Turns out Ontario may consider them residents, but its Ministry of Natural Resources does not. The difference is expensive — on Oct. 10, an Ontario justice fined them a total of 2,800 Canadian dollars ($2,680) after they pleaded guilty to making false statements on applications for resident hunting and fishing license applications.
“We thought we were totally legal,” Sally Kavanaugh said.
In November 2012, Ontario conservation officers on patrol saw Edward Kavanaugh driving a pickup truck with a Michigan license plate while on a hunt for white-tailed deer. He had resident hunting and fishing licenses -- and his wife had a resident fishing license -- but investigation showed their Ontario residency didn’t meet requirements under the Fish and Wildlife Conservation Act.
Ontario Ministry of Natural Resources spokesman Roch Delorme said the Kavanaughs’ primary residence had to be in Ontario for six months in order apply for a resident hunting or fishing license.
“They can be Canadian citizens and not fall under the definition in the Conservation Act,” Delorme said.

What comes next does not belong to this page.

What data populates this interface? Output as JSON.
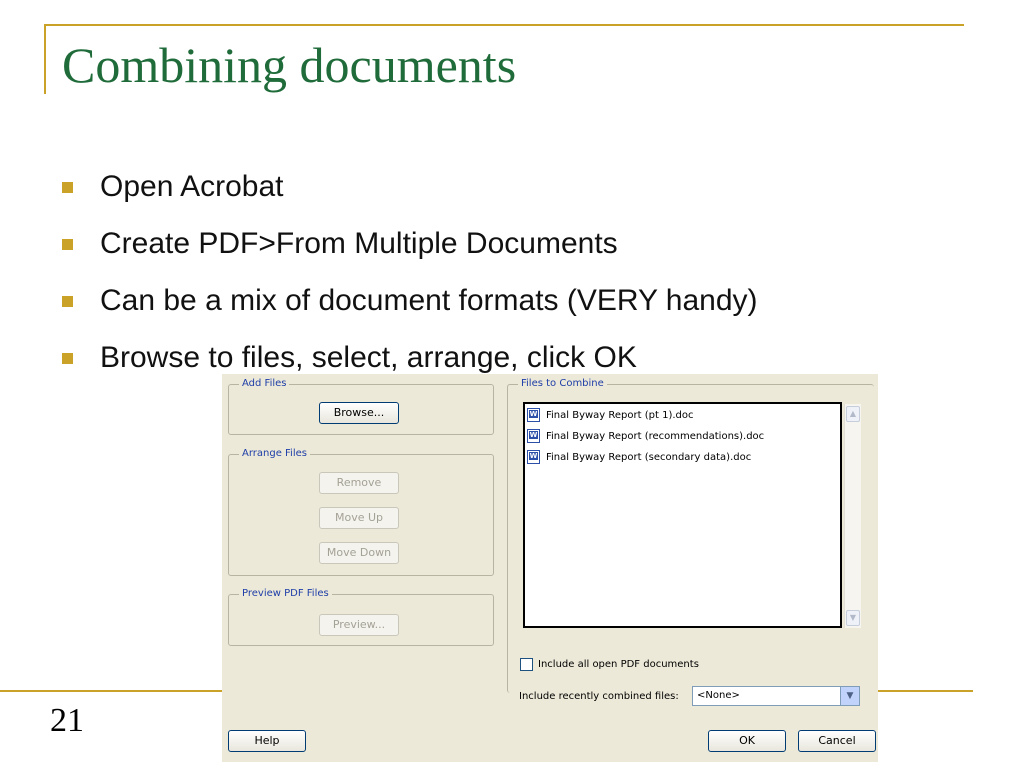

Edward Kavanaugh, 66, was charged with making a false statement, unlawfully possessing void licenses and possessing illegally killed wildlife. Sally Kavanaugh, 53, who also was charged with making a false statement, said the charges were a surprise because she thought they “did everything by the book.”
“The bad part is the MNR and the lawyers say you have to know the law; they sold us the hunting and fishing licenses,” she said.
Ontario non-resident hunting licenses are considerably more expensive than those for residents. A hunting tag for black bear costs CA$47.30 while a non-resident tag costs CA$235.96, according to the Ministry of Natural Resources website. The conservation officers also seized a bear hide, bear meat, grouse and fish from the Kavanaughs.
Dan Doherty, owner of Jack’s Sport Shop in Kalkaska, said in 30 years of business he’s seen more and more hunters shy away from crossing the border because of higher costs and stricter gun laws. He suggests Michiganders planning hunting trips to Canada should consult with hunters experienced with the ins and outs of the country’s laws.
“It’s not friendly to non-residents at all,” he said.
The Kavanaughs pleaded guilty to avoid a long court proceeding and were banned from hunting in Ontario for four months in addition to their fines, fees and court costs. Sally Kavanaugh said after the experience they’re swapping their Canadian retirement plans for something closer to Michigan.
“We paid our fines that day,” she said. “We just wanted to get it over with and we’re selling our (property) as quick as we can.”